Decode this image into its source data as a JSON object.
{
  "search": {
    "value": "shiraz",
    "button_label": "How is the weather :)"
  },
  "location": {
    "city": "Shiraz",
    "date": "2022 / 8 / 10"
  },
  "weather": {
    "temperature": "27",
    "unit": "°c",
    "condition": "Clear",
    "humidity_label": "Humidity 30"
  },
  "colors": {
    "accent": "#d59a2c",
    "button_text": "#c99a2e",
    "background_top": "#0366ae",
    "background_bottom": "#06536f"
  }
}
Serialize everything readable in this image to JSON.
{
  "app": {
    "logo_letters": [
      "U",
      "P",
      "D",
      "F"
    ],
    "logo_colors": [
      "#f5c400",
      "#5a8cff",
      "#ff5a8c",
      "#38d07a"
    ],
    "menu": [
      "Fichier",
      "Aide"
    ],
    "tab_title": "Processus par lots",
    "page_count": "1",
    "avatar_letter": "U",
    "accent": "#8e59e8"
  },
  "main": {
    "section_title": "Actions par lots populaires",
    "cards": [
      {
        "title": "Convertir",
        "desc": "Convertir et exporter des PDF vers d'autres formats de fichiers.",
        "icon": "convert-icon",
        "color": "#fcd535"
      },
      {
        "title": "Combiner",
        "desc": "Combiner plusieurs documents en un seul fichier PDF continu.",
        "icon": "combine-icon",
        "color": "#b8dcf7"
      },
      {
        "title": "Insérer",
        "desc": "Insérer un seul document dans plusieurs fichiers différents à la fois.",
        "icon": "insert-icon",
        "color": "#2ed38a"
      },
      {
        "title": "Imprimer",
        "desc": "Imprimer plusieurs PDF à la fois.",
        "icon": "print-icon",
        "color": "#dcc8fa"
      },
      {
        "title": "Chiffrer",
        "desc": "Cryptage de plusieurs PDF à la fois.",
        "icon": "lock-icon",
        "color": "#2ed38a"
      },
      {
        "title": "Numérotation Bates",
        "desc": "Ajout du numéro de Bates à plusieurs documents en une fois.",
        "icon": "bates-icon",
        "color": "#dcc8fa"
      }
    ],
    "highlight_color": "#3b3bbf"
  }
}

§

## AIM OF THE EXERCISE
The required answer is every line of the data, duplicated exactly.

## REPLY
Decode this image into its source data as a JSON object.
{
  "search": {
    "value": "shiraz",
    "button_label": "How is the weather :)"
  },
  "location": {
    "city": "Shiraz",
    "date": "2022 / 8 / 10"
  },
  "weather": {
    "temperature": "27",
    "unit": "°c",
    "condition": "Clear",
    "humidity_label": "Humidity 30"
  },
  "colors": {
    "accent": "#d59a2c",
    "button_text": "#c99a2e",
    "background_top": "#0366ae",
    "background_bottom": "#06536f"
  }
}
Serialize everything readable in this image to JSON.
{
  "app": {
    "logo_letters": [
      "U",
      "P",
      "D",
      "F"
    ],
    "logo_colors": [
      "#f5c400",
      "#5a8cff",
      "#ff5a8c",
      "#38d07a"
    ],
    "menu": [
      "Fichier",
      "Aide"
    ],
    "tab_title": "Processus par lots",
    "page_count": "1",
    "avatar_letter": "U",
    "accent": "#8e59e8"
  },
  "main": {
    "section_title": "Actions par lots populaires",
    "cards": [
      {
        "title": "Convertir",
        "desc": "Convertir et exporter des PDF vers d'autres formats de fichiers.",
        "icon": "convert-icon",
        "color": "#fcd535"
      },
      {
        "title": "Combiner",
        "desc": "Combiner plusieurs documents en un seul fichier PDF continu.",
        "icon": "combine-icon",
        "color": "#b8dcf7"
      },
      {
        "title": "Insérer",
        "desc": "Insérer un seul document dans plusieurs fichiers différents à la fois.",
        "icon": "insert-icon",
        "color": "#2ed38a"
      },
      {
        "title": "Imprimer",
        "desc": "Imprimer plusieurs PDF à la fois.",
        "icon": "print-icon",
        "color": "#dcc8fa"
      },
      {
        "title": "Chiffrer",
        "desc": "Cryptage de plusieurs PDF à la fois.",
        "icon": "lock-icon",
        "color": "#2ed38a"
      },
      {
        "title": "Numérotation Bates",
        "desc": "Ajout du numéro de Bates à plusieurs documents en une fois.",
        "icon": "bates-icon",
        "color": "#dcc8fa"
      }
    ],
    "highlight_color": "#3b3bbf"
  }
}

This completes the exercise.